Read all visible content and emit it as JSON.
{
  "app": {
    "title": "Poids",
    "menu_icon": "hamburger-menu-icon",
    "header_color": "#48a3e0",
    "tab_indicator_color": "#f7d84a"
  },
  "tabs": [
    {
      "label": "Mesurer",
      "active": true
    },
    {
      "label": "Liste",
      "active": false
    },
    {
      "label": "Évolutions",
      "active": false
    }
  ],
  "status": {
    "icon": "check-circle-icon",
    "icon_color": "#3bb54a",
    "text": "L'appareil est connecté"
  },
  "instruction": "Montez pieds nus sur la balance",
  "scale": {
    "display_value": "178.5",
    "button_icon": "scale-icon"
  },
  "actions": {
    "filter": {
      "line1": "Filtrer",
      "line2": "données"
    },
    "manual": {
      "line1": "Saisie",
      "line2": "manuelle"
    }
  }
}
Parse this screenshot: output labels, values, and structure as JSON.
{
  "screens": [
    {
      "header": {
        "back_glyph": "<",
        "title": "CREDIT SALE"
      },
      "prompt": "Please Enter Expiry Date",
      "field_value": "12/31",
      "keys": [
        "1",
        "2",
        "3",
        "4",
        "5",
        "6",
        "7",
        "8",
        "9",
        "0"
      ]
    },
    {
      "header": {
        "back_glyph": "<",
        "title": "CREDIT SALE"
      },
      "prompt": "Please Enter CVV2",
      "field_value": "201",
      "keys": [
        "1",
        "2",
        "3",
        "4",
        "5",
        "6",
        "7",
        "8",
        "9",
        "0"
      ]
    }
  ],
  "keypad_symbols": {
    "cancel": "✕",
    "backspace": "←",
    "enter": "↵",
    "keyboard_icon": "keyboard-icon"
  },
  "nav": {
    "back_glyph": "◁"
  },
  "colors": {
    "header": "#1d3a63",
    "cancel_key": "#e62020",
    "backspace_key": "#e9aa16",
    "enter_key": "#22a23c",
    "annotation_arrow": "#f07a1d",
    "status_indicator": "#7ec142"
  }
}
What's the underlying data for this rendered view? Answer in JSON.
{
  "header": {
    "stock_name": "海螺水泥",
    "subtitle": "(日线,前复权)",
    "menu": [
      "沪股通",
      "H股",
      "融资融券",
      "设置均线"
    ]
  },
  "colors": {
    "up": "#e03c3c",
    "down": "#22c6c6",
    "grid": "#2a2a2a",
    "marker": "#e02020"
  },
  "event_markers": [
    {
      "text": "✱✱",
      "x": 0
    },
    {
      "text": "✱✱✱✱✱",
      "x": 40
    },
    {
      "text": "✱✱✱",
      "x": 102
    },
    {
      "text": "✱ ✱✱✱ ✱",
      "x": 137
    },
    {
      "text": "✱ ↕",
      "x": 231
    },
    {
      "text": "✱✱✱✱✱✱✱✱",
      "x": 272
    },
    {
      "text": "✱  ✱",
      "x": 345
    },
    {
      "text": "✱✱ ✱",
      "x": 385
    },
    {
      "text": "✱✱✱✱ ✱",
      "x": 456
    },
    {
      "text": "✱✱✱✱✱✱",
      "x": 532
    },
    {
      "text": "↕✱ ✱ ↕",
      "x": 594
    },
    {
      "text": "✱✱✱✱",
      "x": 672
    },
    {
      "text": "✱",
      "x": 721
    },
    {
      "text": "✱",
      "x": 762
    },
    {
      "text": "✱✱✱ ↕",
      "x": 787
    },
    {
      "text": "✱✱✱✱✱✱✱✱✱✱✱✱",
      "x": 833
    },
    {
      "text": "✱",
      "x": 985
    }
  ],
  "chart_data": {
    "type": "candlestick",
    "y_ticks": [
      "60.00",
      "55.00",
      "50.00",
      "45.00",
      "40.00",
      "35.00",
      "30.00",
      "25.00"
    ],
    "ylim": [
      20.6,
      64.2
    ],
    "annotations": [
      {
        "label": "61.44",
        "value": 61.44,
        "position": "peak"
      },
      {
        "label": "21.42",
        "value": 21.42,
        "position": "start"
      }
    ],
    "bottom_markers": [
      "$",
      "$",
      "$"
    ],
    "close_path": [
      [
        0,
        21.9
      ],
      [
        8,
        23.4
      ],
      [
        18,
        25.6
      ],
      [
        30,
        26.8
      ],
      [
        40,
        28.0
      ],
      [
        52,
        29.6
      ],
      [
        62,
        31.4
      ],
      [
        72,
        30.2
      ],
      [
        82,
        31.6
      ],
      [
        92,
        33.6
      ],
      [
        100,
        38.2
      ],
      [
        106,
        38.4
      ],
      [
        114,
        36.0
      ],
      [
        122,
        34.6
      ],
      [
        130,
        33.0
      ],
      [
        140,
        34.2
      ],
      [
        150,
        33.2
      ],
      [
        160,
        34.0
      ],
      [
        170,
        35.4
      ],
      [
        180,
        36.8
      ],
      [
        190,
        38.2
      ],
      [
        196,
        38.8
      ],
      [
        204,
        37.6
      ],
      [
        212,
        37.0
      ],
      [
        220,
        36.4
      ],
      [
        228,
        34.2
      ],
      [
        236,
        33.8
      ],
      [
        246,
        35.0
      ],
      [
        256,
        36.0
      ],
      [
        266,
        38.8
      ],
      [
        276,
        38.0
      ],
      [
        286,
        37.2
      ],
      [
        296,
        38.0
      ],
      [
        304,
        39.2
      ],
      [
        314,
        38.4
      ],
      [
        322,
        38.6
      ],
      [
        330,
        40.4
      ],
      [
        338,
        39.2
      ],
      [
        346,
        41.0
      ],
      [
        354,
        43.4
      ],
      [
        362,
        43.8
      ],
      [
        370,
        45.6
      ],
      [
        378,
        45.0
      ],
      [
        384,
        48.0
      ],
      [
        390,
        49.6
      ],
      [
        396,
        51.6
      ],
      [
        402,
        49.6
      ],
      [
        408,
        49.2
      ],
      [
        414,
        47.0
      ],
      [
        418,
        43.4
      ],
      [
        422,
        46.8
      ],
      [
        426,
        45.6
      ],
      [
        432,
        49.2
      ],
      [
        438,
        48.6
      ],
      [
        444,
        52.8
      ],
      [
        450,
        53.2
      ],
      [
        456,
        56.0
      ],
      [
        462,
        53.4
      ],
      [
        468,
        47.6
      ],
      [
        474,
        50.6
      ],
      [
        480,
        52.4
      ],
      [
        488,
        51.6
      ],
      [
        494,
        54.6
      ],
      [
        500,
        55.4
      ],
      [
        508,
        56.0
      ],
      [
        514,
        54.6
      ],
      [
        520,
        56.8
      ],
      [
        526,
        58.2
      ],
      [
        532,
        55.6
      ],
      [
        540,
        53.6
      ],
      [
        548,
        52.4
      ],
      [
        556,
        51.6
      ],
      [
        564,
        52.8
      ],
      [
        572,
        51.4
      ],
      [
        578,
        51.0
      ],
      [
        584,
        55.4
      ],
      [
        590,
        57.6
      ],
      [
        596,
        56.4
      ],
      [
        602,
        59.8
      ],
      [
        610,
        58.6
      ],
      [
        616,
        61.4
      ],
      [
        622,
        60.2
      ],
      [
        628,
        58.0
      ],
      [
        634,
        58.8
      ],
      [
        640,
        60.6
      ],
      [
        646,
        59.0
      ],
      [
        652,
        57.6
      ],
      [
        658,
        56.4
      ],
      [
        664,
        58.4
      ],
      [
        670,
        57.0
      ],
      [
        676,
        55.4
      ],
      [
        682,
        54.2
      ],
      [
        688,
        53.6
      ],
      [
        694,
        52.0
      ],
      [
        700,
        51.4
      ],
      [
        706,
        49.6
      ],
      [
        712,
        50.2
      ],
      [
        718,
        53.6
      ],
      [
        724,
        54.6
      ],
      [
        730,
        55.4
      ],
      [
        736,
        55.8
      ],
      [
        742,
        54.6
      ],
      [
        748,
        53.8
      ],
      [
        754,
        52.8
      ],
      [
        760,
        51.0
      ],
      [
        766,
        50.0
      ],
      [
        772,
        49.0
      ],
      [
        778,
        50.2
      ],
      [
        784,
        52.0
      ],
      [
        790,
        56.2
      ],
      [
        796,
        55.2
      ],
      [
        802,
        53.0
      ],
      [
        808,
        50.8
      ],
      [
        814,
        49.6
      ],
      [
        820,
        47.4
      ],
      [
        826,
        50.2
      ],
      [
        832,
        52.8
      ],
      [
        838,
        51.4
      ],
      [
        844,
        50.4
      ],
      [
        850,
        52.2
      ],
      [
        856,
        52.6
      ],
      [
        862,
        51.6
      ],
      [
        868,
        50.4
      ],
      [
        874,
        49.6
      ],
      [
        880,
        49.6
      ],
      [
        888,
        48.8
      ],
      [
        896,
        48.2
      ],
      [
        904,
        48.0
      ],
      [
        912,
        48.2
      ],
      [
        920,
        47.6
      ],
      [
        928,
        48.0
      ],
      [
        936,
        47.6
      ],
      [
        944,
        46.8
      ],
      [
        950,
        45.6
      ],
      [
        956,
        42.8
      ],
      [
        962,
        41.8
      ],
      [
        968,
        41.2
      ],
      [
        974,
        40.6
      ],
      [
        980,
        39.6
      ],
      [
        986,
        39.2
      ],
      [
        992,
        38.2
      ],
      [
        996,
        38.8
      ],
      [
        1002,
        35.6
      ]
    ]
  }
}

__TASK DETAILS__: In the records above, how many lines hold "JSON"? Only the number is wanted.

__OUTPUT BELOW__: 3